- Keep a cool head
The property market is cyclical and largely driven by the economy and market sentiment. With this in mind, it’s important to not get over-enthusiastic during a market boom, nor get too despondent during a property slump.
Emotions – particularly with regard to things like the property market – tend to be counterintuitive: people tend to be pessimistic when the market dips, thanks largely to the media spreading messages of doom and gloom. But this is what’s known as a buyers’ market for a reason – you can secure some excellent deals during these slumps, and really maximise the return on your investment over the years to follow. Conversely, people are optimistic when the cycle is booming, at a time when one should proceed with caution.
Take advantage of these cycles in the market and use it as an opportunity to grow your portfolio and ultimately your future wealth.
- It’s as much about money as it is about property
Over recent years the banks in SA have been getting a bit more cautious about credit, and scrutinise those who apply for financing more now than in the past. This is not necessarily a bad thing, but it means you need to put the work in too. If you can’t get more financing, then you can’t buy more properties and expand your portfolio. The best bet is to make use of a professional team of expert property investors who only have A-grade investment properties on their books – helping to ensure your property is as successful as it can be. Professional bond originators are also able to guide you through the process of acquiring a home loan to secure your investment property.
- Different areas have different markets
While people talk about ‘the property market’ it is important to realise that within one country there are thousands of different submarkets. Each province not only has property that is performing differently, but one can narrow that even further to not only cities and suburbs but different pockets of areas within these. Each province the markets are segmented by geography, price points and type of property, and each province is at its own stage of its property cycle.
For example, Parklands on the West Coast of Cape Town is enjoying fantastic development and there is keen interest from buyers and renters alike, making this a wonderful area for investors to buy in right now.
- Only a fraction of properties can be considered “investment grade”
Less than 2% of properties on the market in SA are suitable for investment purposes.
Investment-grade properties must, among other things:
- Appeal to a wide range of high-calibre tenants.
- Be in the right area.
- Be sought-after – demand tends to outstrip supply in these areas.
- Be secure.
For more information on selecting the right type of property for your investment watch Jacques Fouché’s video on how to select the right investment property by clicking here. (http://igrow.co.za/how-to-select-the-right-investment-property/)
- Be systematic
You need to have a system that works regardless of the market conditions.
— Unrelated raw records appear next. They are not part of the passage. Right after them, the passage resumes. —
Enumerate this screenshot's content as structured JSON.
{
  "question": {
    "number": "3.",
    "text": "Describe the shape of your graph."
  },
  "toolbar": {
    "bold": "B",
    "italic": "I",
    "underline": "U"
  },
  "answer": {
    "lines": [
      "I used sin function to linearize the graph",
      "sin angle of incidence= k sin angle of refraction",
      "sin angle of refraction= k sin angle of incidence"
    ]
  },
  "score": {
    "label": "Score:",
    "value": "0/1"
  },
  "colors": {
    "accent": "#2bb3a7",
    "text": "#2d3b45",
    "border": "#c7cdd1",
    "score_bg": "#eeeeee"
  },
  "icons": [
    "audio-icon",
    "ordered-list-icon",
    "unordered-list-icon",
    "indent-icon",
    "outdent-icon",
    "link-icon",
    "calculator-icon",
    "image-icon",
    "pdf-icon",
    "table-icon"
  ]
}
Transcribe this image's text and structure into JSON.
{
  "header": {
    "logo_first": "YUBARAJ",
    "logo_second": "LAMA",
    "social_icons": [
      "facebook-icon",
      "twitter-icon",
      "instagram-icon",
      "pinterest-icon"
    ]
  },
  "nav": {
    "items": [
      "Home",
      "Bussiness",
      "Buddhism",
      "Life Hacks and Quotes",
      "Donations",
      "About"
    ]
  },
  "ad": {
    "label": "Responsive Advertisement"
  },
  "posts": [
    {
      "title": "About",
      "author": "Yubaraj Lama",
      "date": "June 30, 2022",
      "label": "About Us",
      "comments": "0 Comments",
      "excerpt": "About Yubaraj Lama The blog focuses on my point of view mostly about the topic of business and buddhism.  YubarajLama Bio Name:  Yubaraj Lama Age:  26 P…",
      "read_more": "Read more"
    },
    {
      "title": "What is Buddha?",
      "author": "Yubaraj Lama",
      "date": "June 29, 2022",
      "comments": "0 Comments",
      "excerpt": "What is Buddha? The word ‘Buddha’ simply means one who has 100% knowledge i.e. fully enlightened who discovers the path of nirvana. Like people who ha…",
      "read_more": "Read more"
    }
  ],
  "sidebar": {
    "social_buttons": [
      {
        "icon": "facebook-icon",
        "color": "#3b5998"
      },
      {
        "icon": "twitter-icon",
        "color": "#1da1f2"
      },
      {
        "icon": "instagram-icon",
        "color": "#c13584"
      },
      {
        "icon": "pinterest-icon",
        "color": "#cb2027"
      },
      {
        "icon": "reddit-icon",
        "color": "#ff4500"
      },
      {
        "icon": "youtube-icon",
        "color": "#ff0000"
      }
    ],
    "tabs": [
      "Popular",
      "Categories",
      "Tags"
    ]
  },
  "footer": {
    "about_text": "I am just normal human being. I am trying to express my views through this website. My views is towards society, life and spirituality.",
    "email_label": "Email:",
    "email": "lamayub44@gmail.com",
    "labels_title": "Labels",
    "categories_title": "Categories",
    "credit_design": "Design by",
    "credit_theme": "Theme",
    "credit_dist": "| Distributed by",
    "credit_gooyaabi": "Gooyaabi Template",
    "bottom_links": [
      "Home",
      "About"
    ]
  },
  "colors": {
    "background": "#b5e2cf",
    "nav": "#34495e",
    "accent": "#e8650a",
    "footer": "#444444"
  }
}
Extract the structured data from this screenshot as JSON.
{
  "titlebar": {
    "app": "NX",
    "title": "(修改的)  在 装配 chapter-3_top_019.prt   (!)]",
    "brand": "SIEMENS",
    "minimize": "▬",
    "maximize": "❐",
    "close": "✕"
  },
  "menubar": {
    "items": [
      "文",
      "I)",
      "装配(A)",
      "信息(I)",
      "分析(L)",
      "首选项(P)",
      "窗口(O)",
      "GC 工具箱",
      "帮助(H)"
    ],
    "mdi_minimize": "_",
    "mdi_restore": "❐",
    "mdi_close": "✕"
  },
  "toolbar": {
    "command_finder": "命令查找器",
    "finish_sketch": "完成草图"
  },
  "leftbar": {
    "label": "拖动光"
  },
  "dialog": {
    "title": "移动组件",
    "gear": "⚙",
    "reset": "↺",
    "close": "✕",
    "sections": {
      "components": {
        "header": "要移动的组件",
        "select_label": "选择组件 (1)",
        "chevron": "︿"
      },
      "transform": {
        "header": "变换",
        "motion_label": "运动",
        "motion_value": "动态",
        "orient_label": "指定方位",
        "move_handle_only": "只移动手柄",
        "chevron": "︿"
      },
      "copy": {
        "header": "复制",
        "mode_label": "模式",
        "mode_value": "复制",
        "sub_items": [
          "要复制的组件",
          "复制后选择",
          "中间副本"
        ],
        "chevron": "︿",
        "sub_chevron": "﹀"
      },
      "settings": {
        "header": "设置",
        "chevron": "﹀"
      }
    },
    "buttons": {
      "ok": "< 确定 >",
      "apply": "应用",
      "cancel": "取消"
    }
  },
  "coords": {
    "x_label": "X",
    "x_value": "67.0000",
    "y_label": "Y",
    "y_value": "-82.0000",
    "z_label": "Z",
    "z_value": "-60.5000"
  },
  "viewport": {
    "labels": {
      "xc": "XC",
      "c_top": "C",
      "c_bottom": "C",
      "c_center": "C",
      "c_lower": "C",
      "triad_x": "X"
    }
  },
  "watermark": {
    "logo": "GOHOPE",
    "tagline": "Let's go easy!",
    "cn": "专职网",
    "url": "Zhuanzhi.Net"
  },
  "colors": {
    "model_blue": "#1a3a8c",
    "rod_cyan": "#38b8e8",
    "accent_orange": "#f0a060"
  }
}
The best approach is to strategically follow a system to remove all emotion from property investment decisions and avoid speculation to be able to realise a steady profit while minimising risk.
- Money won’t make you wealthy
It sounds counterintuitive, but stop and think about it. The true wealth of your portfolio lies in the value of the assets – the capital appreciation of the properties themselves – rather than the short-term cash created by rental income. Besides, this money is used to pay off the property and, for the first few years at least, is unlikely to generate much, if any, real profit.
To begin or expand your property portfolio, call IGrow Wealth Investments and ask to talk to one of our skilled property investment strategists.
Cape Town: 021 979 2501
Durban: 031 110 0817
Pretoria: 012 943 0201